November 20, 2015
In this day and age when everyone with a camera is a “photographer,” knowing how or even why to choose a professional photographer can be confusing. This confusion generally leads clients to select a photographer based on prices, often resulting in a less than desirable experience. Pricing in the photography industry can vary dramatically, for example 8×10’s can vary from $10-$150. While $10 is certainly more appealing, simply put, you are not just paying for the print, you’re paying for the time and expertise in creating the image itself. The higher the price of the print, the more expertise you should find from the photographer. Ideally your photographer should be a CPP -Certified Professional Photographer, a designation held by fewer than 2500 professional photographers worldwide. Again, pricing is not based on the cost of the paper the image is printed on, but the cost that goes into creating the image.
For a 1 hour family, child or pet portrait session the photographer likely has 10-12 hours invested between client consultation, image preview, the session itself, setup, preparation, downloading files, backing up files, pre-editing, final editing, processing order, packaging order, etc.
Now let’s look at the expertise in creating the image itself. Did you know that the average 3-4 day workshop/conference in the photography world costs the photographer an average of $1,700 plus airfare, hotel, food, time away from the studio, and more importantly time away from family. I tend to average 2-3 workshops/conferences annually to assure I stay current with the latest education in the industry. Make no mistake, getting “good” doesn’t just happen, it takes a huge investment of time and money and involves a lot of practice and a WHOLE lot of dedication to be the BEST. A photographer’s price is going to be your first clue to their level of experience, education and talent.
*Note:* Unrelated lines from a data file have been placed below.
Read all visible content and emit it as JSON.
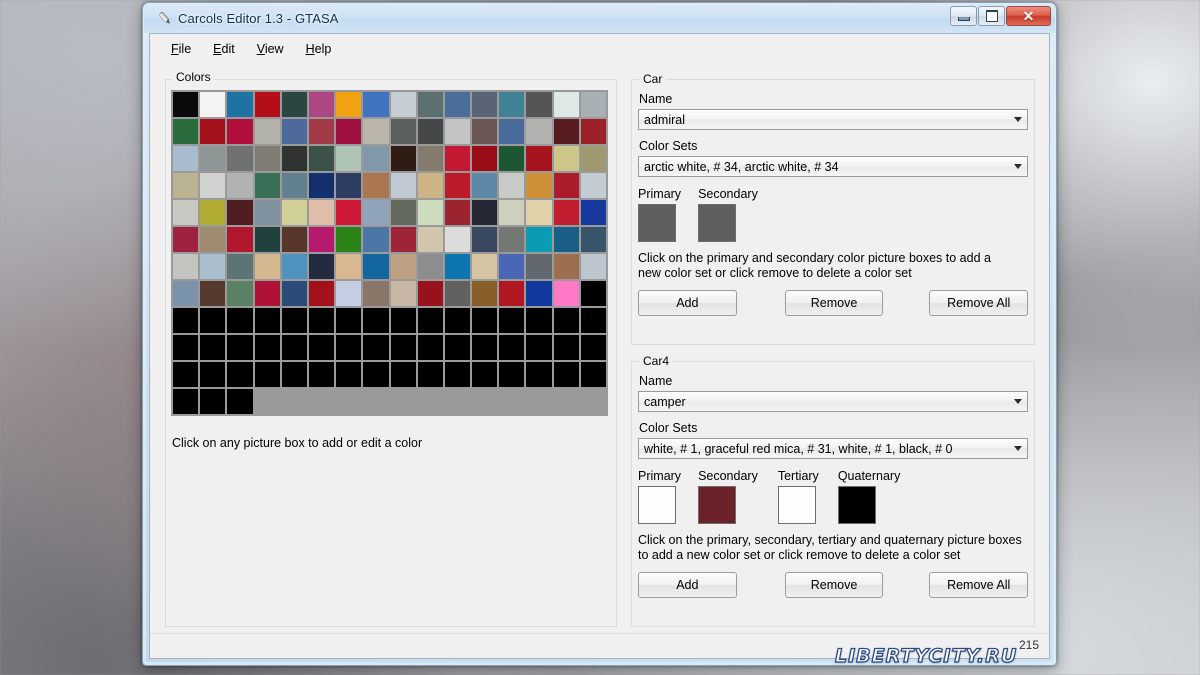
{
  "window": {
    "title": "Carcols Editor 1.3 - GTASA",
    "icon": "pen-icon",
    "buttons": {
      "minimize": "minimize-icon",
      "maximize": "maximize-icon",
      "close": "✕"
    }
  },
  "menu": {
    "items": [
      {
        "label": "File",
        "accel": "F"
      },
      {
        "label": "Edit",
        "accel": "E"
      },
      {
        "label": "View",
        "accel": "V"
      },
      {
        "label": "Help",
        "accel": "H"
      }
    ]
  },
  "colors_panel": {
    "label": "Colors",
    "hint": "Click on any picture box to add or edit a color",
    "columns": 16,
    "swatches": [
      "#0a0a0a",
      "#f3f3f1",
      "#1f72a4",
      "#b50e18",
      "#2b4540",
      "#ab4783",
      "#f0a210",
      "#4073bf",
      "#c7ced3",
      "#5c7070",
      "#4a6d9a",
      "#5a6476",
      "#3f8296",
      "#555555",
      "#dfe7e7",
      "#a9b0b4",
      "#2a6a3c",
      "#a4101c",
      "#b0103b",
      "#b2b2ab",
      "#4d6a9a",
      "#a23a48",
      "#a01141",
      "#bbb6ab",
      "#5c5f5f",
      "#454848",
      "#c4c4c4",
      "#6a5653",
      "#4b6a9c",
      "#b2b2b0",
      "#561c1f",
      "#9c2027",
      "#a7bccf",
      "#8d9695",
      "#707270",
      "#807d74",
      "#2f3432",
      "#3a5247",
      "#b0c4b5",
      "#8198a8",
      "#2e1c15",
      "#857b6d",
      "#c31832",
      "#9a0c18",
      "#1c5632",
      "#a6151e",
      "#cdc689",
      "#a09970",
      "#bab291",
      "#cfd2cf",
      "#b2b2b2",
      "#3a7055",
      "#63808e",
      "#13306e",
      "#2c3d61",
      "#ab7752",
      "#c0c8d2",
      "#cdb487",
      "#bb1a2a",
      "#5e86a8",
      "#c8cbc5",
      "#cd9037",
      "#ad1c2d",
      "#c3ccd2",
      "#c9c9c1",
      "#b0ab31",
      "#501d20",
      "#80929f",
      "#d0cf97",
      "#e0bcab",
      "#cf1736",
      "#8fa4b8",
      "#64695e",
      "#cddcbd",
      "#9c2330",
      "#252735",
      "#cfcfbd",
      "#e0d1a9",
      "#c31d30",
      "#17399e",
      "#9f2241",
      "#9e8a6e",
      "#b1182d",
      "#21413e",
      "#59362c",
      "#b71a6c",
      "#2b8216",
      "#4a77a6",
      "#9e2437",
      "#cfc6ab",
      "#dcdcda",
      "#39485f",
      "#767876",
      "#0b9bb2",
      "#1a5d87",
      "#37546b",
      "#c3c3c0",
      "#a9bfcf",
      "#5d7477",
      "#d3b88f",
      "#4d93bd",
      "#232b3e",
      "#d9b891",
      "#13679e",
      "#c0a082",
      "#8d8d8d",
      "#0d76b0",
      "#d5c3a1",
      "#4a67b7",
      "#61686f",
      "#9e6f4e",
      "#bcc6cf",
      "#7b93aa",
      "#53392e",
      "#5b8164",
      "#b01136",
      "#2c4b77",
      "#a3121a",
      "#c4cfe3",
      "#8a7669",
      "#c9b7a6",
      "#97121d",
      "#616160",
      "#8a5e28",
      "#b31724",
      "#13389e",
      "#ff79c6",
      "#000000"
    ],
    "black_rows": 3,
    "black_partial_row": 3
  },
  "car_section": {
    "label": "Car",
    "name_label": "Name",
    "name_value": "admiral",
    "colorsets_label": "Color Sets",
    "colorsets_value": "arctic white, # 34, arctic white, # 34",
    "swatches": [
      {
        "caption": "Primary",
        "color": "#5e5e5e"
      },
      {
        "caption": "Secondary",
        "color": "#5e5e5e"
      }
    ],
    "hint": "Click on the primary and secondary color picture boxes to add a new color set or click remove to delete a color set",
    "buttons": {
      "add": "Add",
      "remove": "Remove",
      "remove_all": "Remove All"
    }
  },
  "car4_section": {
    "label": "Car4",
    "name_label": "Name",
    "name_value": "camper",
    "colorsets_label": "Color Sets",
    "colorsets_value": "white, # 1, graceful red mica, # 31, white, # 1, black, # 0",
    "swatches": [
      {
        "caption": "Primary",
        "color": "#fdfdfd"
      },
      {
        "caption": "Secondary",
        "color": "#6d2229"
      },
      {
        "caption": "Tertiary",
        "color": "#fdfdfd"
      },
      {
        "caption": "Quaternary",
        "color": "#000000"
      }
    ],
    "hint": "Click on the primary, secondary, tertiary and quaternary picture boxes to add a new color set or click remove to delete a color set",
    "buttons": {
      "add": "Add",
      "remove": "Remove",
      "remove_all": "Remove All"
    }
  },
  "statusbar": {
    "text": "215"
  },
  "watermark": {
    "text": "LIBERTYCITY.RU"
  },
  "colors": {
    "accent": "#1f72a4",
    "close_button": "#c6392a",
    "window_chrome": "#cfe2f4"
  }
}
In addition to the high cost of expertise is the cost of equipment such as the camera, the lenses, the lighting, the computer and professional editing software. There is rent on a studio space, utility costs, websites, business insurance, business licenses, industry memberships and subscriptions, office supplies, assistant salary, automotive expenses, advertising & marketing, studio backdrops. The list could go on -just ask my accountant!
Think of it this way -the next time you pay $80 to get your hair cut, the scissors only cost $3 but you gladly pay a professional to do the job.
What about the cheap studios at the mall?
Apples & Oranges -Will you have a private space to relax and be yourself so the photographer can capture who you really are? Will they come to your home or to the local park to capture images worthy of gracing your walls as artwork? Will the minimum wage person behind the camera get to know you and develop a relationship with you so that you feel like friends, will they even be employed there when you return? Truth is most of the mall and chain store studios lose money. In fact, in 2007 Wal-Mart closed 500 of their portrait studios because of the financial drain they were putting on the company. What the chain stores bet on is that you will come in for some quick cheap portraits and spend $200 on other things. They don’t have to make money, they are just there to get you in the door.
We hope that those of you who have taken the time to read this page will have a better understanding of why to choose a professional and why we cost what we do. That being said, before committing to a session, I offer a pre-session consultation to meet and discuss your portrait art needs to assure we are a good fit. I am equally interested in getting to know my clients and developing a relationship as I am in taking their pictures. Most of my clients, if they don’t hug me they want to. It brings me great joy to make such an impact through my art in the lives of my clients.
Heather Lussier, CPP